Data —
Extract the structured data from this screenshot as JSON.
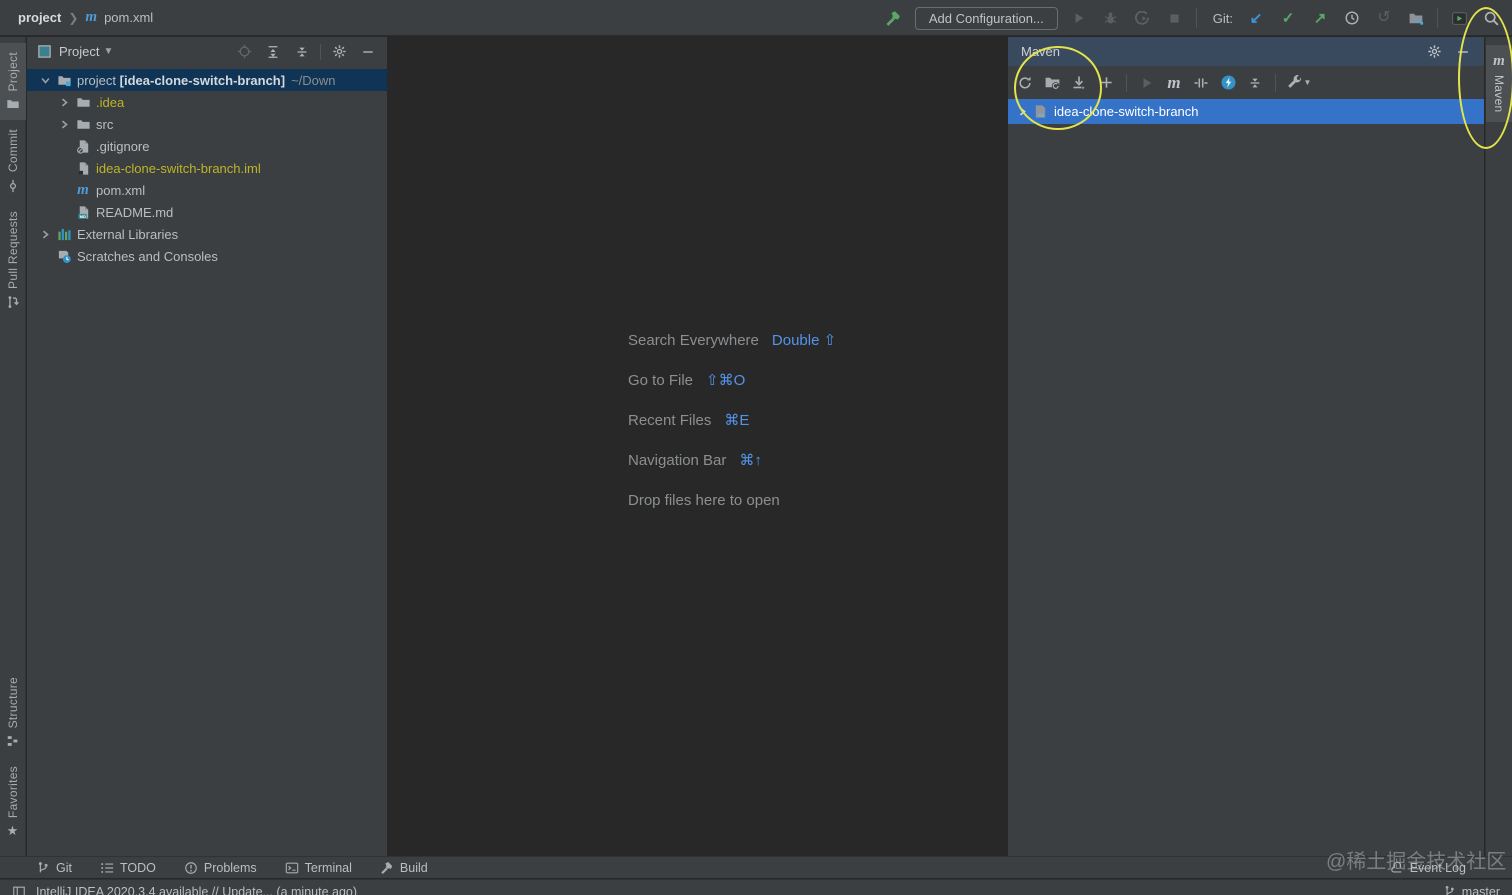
{
  "topbar": {
    "breadcrumb_project": "project",
    "breadcrumb_file": "pom.xml",
    "add_configuration": "Add Configuration...",
    "git_label": "Git:",
    "update_glyph": "↙",
    "commit_glyph": "✓",
    "push_glyph": "↗",
    "rollback_glyph": "↺"
  },
  "left_strip": {
    "project": "Project",
    "commit": "Commit",
    "pull_requests": "Pull Requests",
    "structure": "Structure",
    "favorites": "Favorites"
  },
  "project_panel": {
    "title": "Project",
    "tree": [
      {
        "name": "project",
        "bold": "[idea-clone-switch-branch]",
        "suffix": "~/Down"
      },
      {
        "label": ".idea"
      },
      {
        "label": "src"
      },
      {
        "label": ".gitignore"
      },
      {
        "label": "idea-clone-switch-branch.iml"
      },
      {
        "label": "pom.xml"
      },
      {
        "label": "README.md"
      },
      {
        "label": "External Libraries"
      },
      {
        "label": "Scratches and Consoles"
      }
    ]
  },
  "editor": {
    "shortcuts": [
      {
        "label": "Search Everywhere",
        "keys": "Double ⇧"
      },
      {
        "label": "Go to File",
        "keys": "⇧⌘O"
      },
      {
        "label": "Recent Files",
        "keys": "⌘E"
      },
      {
        "label": "Navigation Bar",
        "keys": "⌘↑"
      },
      {
        "label": "Drop files here to open",
        "keys": ""
      }
    ]
  },
  "maven_panel": {
    "title": "Maven",
    "project": "idea-clone-switch-branch",
    "goal_glyph": "m"
  },
  "right_strip": {
    "maven": "Maven",
    "m_glyph": "m"
  },
  "bottom_bar": {
    "git": "Git",
    "todo": "TODO",
    "problems": "Problems",
    "terminal": "Terminal",
    "build": "Build",
    "event_log": "Event Log"
  },
  "status_bar": {
    "message": "IntelliJ IDEA 2020.3.4 available // Update... (a minute ago)",
    "branch": "master"
  },
  "watermark": "@稀土掘金技术社区",
  "colors": {
    "panel_bg": "#3C3F41",
    "editor_bg": "#282828",
    "maven_header_bg": "#3A4A5E",
    "selection_focused": "#3573C9",
    "selection_unfocused": "#0F3456",
    "shortcut_blue": "#5394EC",
    "excluded_yellow": "#BBB529",
    "green": "#59A869",
    "git_blue": "#3B96D9",
    "annotation_yellow": "#E3E34B"
  }
}
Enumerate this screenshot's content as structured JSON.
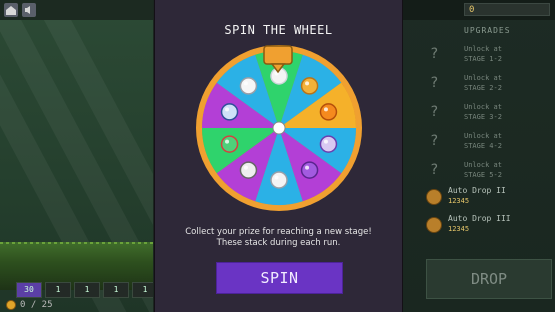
{
  "modal": {
    "title": "SPIN THE WHEEL",
    "description_line1": "Collect your prize for reaching a new stage!",
    "description_line2": "These stack during each run.",
    "spin_label": "SPIN",
    "wheel": {
      "segments": [
        {
          "color": "#2fd36c",
          "prize": "pearl-orbs-icon"
        },
        {
          "color": "#2bb1e6",
          "prize": "gold-coin-icon"
        },
        {
          "color": "#f5b12a",
          "prize": "orange-orb-icon"
        },
        {
          "color": "#2bb1e6",
          "prize": "purple-potion-icon"
        },
        {
          "color": "#b33fd6",
          "prize": "purple-gem-icon"
        },
        {
          "color": "#2bb1e6",
          "prize": "white-pearls-icon"
        },
        {
          "color": "#b33fd6",
          "prize": "clock-icon"
        },
        {
          "color": "#2fd36c",
          "prize": "colored-orbs-icon"
        },
        {
          "color": "#b33fd6",
          "prize": "blue-egg-icon"
        },
        {
          "color": "#2bb1e6",
          "prize": "white-orb-icon"
        }
      ],
      "rim_color": "#f0a030"
    }
  },
  "left_panel": {
    "footer_text": "0 / 25",
    "slots": [
      "30",
      "1",
      "1",
      "1",
      "1"
    ]
  },
  "right_panel": {
    "gold": "0",
    "upgrades_title": "UPGRADES",
    "upgrades": [
      {
        "line1": "Unlock at",
        "line2": "STAGE 1-2"
      },
      {
        "line1": "Unlock at",
        "line2": "STAGE 2-2"
      },
      {
        "line1": "Unlock at",
        "line2": "STAGE 3-2"
      },
      {
        "line1": "Unlock at",
        "line2": "STAGE 4-2"
      },
      {
        "line1": "Unlock at",
        "line2": "STAGE 5-2"
      }
    ],
    "drops": [
      {
        "name": "Auto Drop II",
        "cost": "12345"
      },
      {
        "name": "Auto Drop III",
        "cost": "12345"
      }
    ],
    "drop_label": "DROP"
  }
}
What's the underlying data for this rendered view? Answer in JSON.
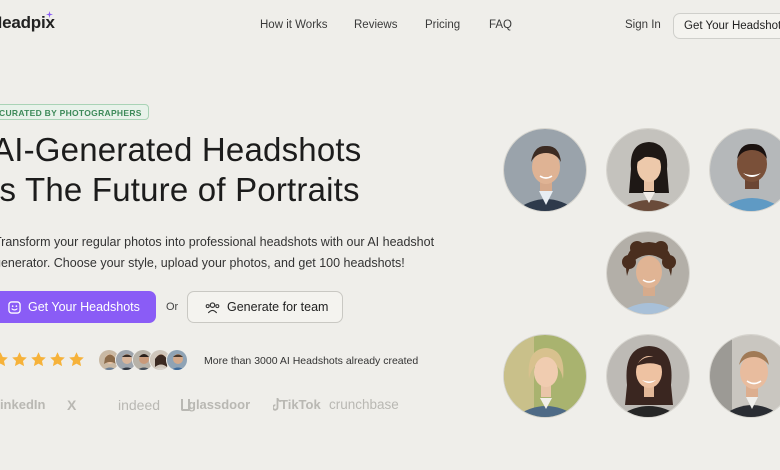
{
  "nav": {
    "logo": "Headpix",
    "links": [
      "How it Works",
      "Reviews",
      "Pricing",
      "FAQ"
    ],
    "sign_in": "Sign In",
    "cta": "Get Your Headshots"
  },
  "hero": {
    "badge": "CURATED BY PHOTOGRAPHERS",
    "headline_line1": "AI-Generated Headshots",
    "headline_line2": "is The Future of Portraits",
    "subtext_line1": "Transform your regular photos into professional headshots with our AI headshot",
    "subtext_line2": "generator. Choose your style, upload your photos, and get 100 headshots!",
    "primary_button": "Get Your Headshots",
    "or_label": "Or",
    "secondary_button": "Generate for team",
    "rating_stars": 5,
    "social_proof": "More than 3000 AI Headshots already created"
  },
  "brands": [
    "LinkedIn",
    "X",
    "indeed",
    "glassdoor",
    "TikTok",
    "crunchbase"
  ],
  "colors": {
    "background": "#efeeea",
    "primary": "#8a5cf6",
    "badge_green": "#3d8a59",
    "star": "#f6b23a",
    "brand_gray": "#b9b8b3"
  }
}
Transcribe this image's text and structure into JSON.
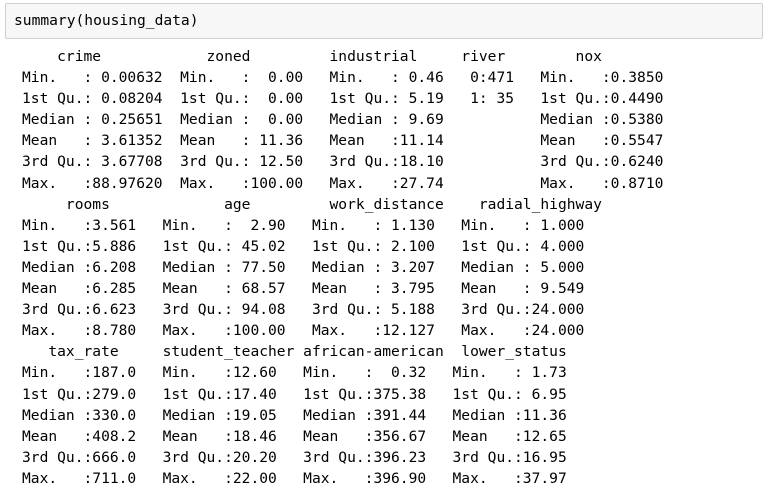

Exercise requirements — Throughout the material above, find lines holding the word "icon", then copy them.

Written response —
          "prize": "pearl-orbs-icon"
          "prize": "gold-coin-icon"
          "prize": "orange-orb-icon"
          "prize": "purple-potion-icon"
          "prize": "purple-gem-icon"
          "prize": "white-pearls-icon"
          "prize": "clock-icon"
          "prize": "colored-orbs-icon"
          "prize": "blue-egg-icon"
          "prize": "white-orb-icon"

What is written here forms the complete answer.